18th Sunday of the Year (b)

This Week’s Liturgy Calendar.

Ordinary Season of the Year. (b)

Weekdays – Year 1


Sunday 2ndAugust:       Eighteenth Sunday of the Year (b)

The first reading is from the Book of Exodus. The people are complaining about their lack of food and the fact they seem to be lost in the desert. God sends them manna from heaven as a sign that he has not abandoned the.

St. Paul, writing to the Ephesians, urges them to to come closer to Christ and leave behind their old way of life.

The Gospel, from St. John, tells of Jesus revealing himself as the bread from heaven, who meets our deepest longings and hungers.


Monday 3rd August:    Monday in the 18th week of the Year.

This week we move on to the Book of Numbers for our first reading. We follow the history of the people of Israel in the desert. The people are still complaining about having no food and Moses feels they are blaming him for their predicament. He turns to God for help.

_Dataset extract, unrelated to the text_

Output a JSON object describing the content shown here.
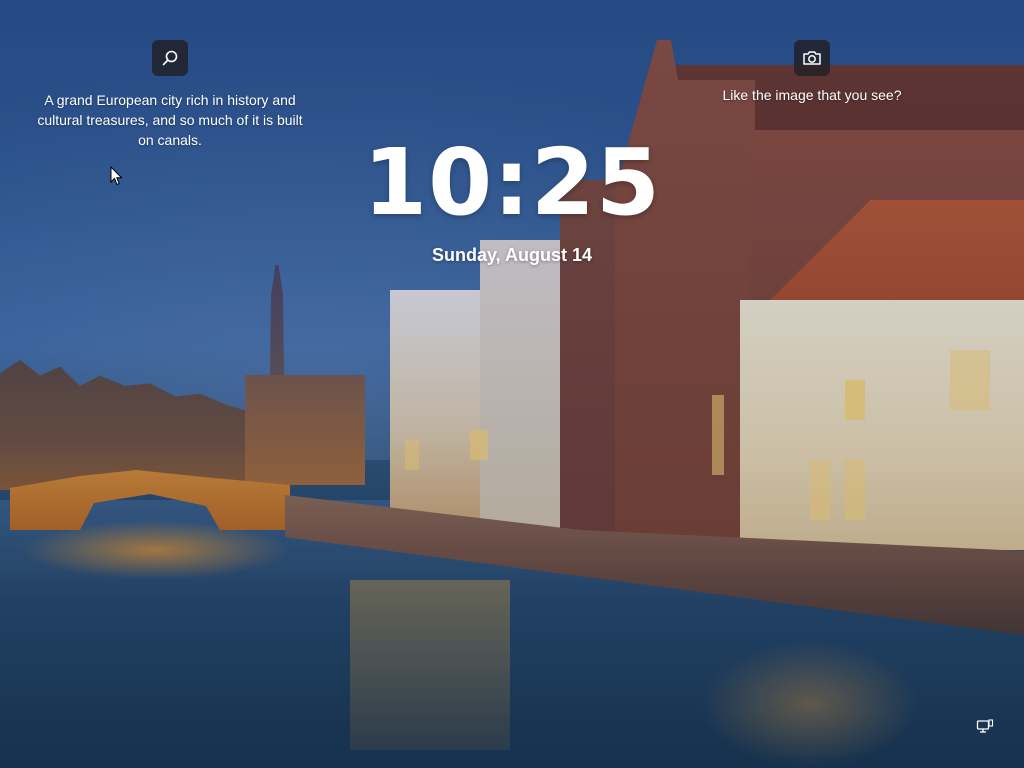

In the Gospel we hear of Jesus’ disappointment at Peter’s lack of faith. Along with the other disciples they had shown they did not completely trust him and recognise him for who he was. He continues to stress the need for faith.


Tuesday 4th August:    Memorial of St. John Vianney.

This saintly man is regarded by most as the patron saint of priests who work in parishes. He was born of poor parents near Lyon in 1786. He received very little formal education. He eventually began his studies for the priesthood but found Latin very difficult. He persisted and was ordained in 1815. He was given charge of the obscure and somewhat backward parish of Ars where he remained for 42 years. However, in a short space of time, by his own personal witness and commitment, he had completely changed the whole moral and spiritual life of that small community. His fame spread and people came from all over France especially to go to confession. He died in 1859 and was canonised in 1925.


Wednesday 5th August:   Wednesday in the 18th week of the Year.

         Moses has to put up with more complaining from the people. Those who had been travelling ahead as scouts come back with fearful stories of the Canaanites. The complaints against Moses pile up. Because of their failure to trust in God, they would spend more time in the desert (forty years), as a result, building up their faith and loyalty. This meant that none of those who left Egypt ever entered the Promised Land.

We are given another great example of faith in today’s Gospel. The Samaritan woman persuades Jesus to heal her daughter even though she is not of the House of Israel. Jesus’ healing power is not restricted but is for all.


Thursday 6th August:   Feast of the Transfiguration of the Lord. (b)

The Transfiguration of the Lord is always celebrated on 6th August each year and it is one of the few feasts which are celebrated even on a Sunday. It is also the anniversary of the dropping of the first atomic bomb on Hiroshima in 1945. So perhaps today more than ever we need to pray for peace in our world especially in the Middle East where so many innocent people are being killed each day while world governments stand by and watch.

The first reading is from the Prophet Daniel and has been seen by the Church as referring to Jesus whose glory was seen at the Transfiguration.

The second reading is from the 2nd Letter of St. Peter. He was privileged to be present at the Transfiguration and uses this fact to call for a genuine renewal of faith.

The Gospel presents St. Mark’s account of the events of the Transfiguration. He explains it in terms of Jesus being the fulfilment of the Law and the Prophets. The whole incident is meant to prepare the disciples for the struggles they will face as disciples in the days that lie ahead of them.


Friday 7th August:        Friday in the 18th week of the Year.

We move on to the Book of Deuteronomy, which contains many of the discourses of Moses. It is the fifth and final book of what is called the Pentateuch. The People of Israel have been influenced by the gods of the Egyptians and Moses is trying to move away from that influence and believe in the one true God. He reminds them of the wonders the Lord has worked for them and of the commandments they had been given. The first is that they should love God.

To be a disciple, to be a follower of Jesus will result in suffering and hardship at times. Jesus reminds us of this and reminds us that we will not have to face this alone.


Saturday 8th August:              Memorial of St. Dominic.

          Dominic was born in Castille in Spain in 1170. He studied for the priesthood and, when he was 46, Pope Honorius entrusted to him and his companions the mission to preach the Word of God to combat heresy that was rampant at the time. This was the beginning of the Dominican order. They worked from smaller houses rather than traditional monasteries and combined a life of study and contemplation. Dominic died in 1221.




Lord our God,

By the power of Jesus our Transfigured Lord,

You call us to transform the world in which we live and move and have our being in the image of Jesus your Son.

Commit us to Justice and Love

That we might play our part in transforming this harsh and cold world

Into a sign and token

That you are with us.

We ask this through

Christ our Lord.